TASK DIRECTIONS: Every line of the data that contains the string "Union" must be copied.

SUPPLIED DATA:

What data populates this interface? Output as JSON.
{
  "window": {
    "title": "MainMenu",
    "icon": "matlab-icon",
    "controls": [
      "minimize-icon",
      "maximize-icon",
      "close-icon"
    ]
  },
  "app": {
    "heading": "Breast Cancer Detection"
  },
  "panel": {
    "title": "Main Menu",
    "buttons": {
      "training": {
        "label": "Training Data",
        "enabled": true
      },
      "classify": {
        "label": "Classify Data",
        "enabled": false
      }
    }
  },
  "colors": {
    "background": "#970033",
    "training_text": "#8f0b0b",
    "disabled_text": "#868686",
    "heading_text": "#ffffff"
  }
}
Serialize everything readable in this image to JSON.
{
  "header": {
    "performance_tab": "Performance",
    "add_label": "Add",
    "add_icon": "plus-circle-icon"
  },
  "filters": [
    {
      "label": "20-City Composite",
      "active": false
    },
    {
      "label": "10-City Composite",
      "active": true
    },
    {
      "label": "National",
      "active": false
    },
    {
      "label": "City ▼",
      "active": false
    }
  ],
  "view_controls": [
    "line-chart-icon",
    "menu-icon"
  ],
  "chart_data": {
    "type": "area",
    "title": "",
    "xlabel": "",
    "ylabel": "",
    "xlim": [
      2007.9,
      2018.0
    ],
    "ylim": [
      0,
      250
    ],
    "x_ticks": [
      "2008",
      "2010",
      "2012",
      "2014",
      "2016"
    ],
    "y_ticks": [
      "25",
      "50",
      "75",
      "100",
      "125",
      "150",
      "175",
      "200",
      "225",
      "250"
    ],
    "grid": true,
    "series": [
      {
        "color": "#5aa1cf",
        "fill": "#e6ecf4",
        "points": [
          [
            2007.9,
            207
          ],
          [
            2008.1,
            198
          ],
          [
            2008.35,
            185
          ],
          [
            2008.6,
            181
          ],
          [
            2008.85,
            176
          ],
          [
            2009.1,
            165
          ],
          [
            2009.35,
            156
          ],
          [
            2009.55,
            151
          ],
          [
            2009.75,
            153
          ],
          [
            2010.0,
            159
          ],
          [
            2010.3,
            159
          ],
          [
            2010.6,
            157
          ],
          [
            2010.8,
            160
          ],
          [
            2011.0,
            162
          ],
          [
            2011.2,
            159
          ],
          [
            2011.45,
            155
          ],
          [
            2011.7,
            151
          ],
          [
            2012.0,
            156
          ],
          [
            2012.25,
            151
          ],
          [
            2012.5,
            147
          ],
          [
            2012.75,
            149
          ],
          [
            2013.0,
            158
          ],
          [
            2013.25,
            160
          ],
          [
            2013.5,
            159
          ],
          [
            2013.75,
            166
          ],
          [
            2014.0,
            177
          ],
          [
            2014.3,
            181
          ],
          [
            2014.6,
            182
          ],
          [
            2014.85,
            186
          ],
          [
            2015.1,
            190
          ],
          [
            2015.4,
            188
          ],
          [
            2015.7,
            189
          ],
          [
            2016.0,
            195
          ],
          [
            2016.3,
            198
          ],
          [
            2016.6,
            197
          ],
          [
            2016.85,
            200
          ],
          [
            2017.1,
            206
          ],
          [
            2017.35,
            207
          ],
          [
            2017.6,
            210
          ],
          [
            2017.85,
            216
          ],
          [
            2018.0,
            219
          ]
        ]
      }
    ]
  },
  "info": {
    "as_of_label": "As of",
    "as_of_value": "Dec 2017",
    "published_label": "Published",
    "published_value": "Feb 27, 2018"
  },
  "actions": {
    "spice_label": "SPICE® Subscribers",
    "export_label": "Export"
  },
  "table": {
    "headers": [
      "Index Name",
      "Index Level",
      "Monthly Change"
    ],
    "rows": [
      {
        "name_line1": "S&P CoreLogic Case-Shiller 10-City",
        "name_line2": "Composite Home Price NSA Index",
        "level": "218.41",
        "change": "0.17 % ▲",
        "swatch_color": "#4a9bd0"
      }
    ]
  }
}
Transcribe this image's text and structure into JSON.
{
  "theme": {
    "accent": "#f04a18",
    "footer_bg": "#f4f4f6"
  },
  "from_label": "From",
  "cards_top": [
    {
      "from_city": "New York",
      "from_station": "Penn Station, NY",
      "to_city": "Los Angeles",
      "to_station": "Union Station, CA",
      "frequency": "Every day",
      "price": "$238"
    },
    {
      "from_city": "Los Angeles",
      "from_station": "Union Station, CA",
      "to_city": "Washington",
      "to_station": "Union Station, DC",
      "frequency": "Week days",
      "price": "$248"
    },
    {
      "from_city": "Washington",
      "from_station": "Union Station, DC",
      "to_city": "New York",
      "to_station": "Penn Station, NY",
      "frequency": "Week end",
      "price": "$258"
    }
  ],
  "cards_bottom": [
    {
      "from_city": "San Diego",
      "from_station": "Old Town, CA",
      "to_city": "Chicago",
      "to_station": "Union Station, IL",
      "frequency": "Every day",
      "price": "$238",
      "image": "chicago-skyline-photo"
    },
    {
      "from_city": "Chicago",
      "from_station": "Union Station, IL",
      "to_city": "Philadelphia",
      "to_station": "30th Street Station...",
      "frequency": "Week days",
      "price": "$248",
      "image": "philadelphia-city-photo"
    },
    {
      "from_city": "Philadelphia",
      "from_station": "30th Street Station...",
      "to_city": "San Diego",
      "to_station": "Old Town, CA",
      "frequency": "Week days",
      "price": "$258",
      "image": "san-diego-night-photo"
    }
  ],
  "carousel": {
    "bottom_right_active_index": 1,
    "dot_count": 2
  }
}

REPLY TO THE TASK:
      "to_station": "Union Station, CA",
      "from_station": "Union Station, CA",
      "to_station": "Union Station, DC",
      "from_station": "Union Station, DC",
      "to_station": "Union Station, IL",
      "from_station": "Union Station, IL",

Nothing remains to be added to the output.